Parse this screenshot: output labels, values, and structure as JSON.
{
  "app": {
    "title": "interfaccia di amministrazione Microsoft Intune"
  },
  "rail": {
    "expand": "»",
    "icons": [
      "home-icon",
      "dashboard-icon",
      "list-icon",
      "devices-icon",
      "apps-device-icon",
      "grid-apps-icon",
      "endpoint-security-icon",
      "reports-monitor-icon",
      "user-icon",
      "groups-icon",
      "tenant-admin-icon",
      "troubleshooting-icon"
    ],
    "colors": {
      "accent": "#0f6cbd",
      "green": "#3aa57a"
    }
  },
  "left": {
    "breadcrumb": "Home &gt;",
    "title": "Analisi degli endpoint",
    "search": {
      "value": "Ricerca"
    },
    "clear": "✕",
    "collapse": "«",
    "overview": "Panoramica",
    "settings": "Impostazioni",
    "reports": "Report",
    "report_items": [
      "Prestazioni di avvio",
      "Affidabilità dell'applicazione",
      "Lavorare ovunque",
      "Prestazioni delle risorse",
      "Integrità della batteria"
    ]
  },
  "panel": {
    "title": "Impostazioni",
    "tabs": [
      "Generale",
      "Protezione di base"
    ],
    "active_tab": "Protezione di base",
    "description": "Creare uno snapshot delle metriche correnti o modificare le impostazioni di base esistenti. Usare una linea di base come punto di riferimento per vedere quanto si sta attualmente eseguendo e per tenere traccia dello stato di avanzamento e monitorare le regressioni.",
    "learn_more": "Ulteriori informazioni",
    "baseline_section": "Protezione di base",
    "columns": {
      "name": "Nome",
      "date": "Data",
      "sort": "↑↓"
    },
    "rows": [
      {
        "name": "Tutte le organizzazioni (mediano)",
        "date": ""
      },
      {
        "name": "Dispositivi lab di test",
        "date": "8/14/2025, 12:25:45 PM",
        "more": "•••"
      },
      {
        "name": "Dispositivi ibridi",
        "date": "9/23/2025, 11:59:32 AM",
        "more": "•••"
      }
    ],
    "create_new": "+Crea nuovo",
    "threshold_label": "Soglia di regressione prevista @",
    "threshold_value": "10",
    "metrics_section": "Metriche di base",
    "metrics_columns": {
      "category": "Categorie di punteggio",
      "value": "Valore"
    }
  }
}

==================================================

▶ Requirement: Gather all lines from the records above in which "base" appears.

▶ Solution for this task:
      "Protezione di base"
    "active_tab": "Protezione di base",
    "description": "Creare uno snapshot delle metriche correnti o modificare le impostazioni di base esistenti. Usare una linea di base come punto di riferimento per vedere quanto si sta attualmente eseguendo e per tenere traccia dello stato di avanzamento e monitorare le regressioni.",
    "baseline_section": "Protezione di base",
    "metrics_section": "Metriche di base",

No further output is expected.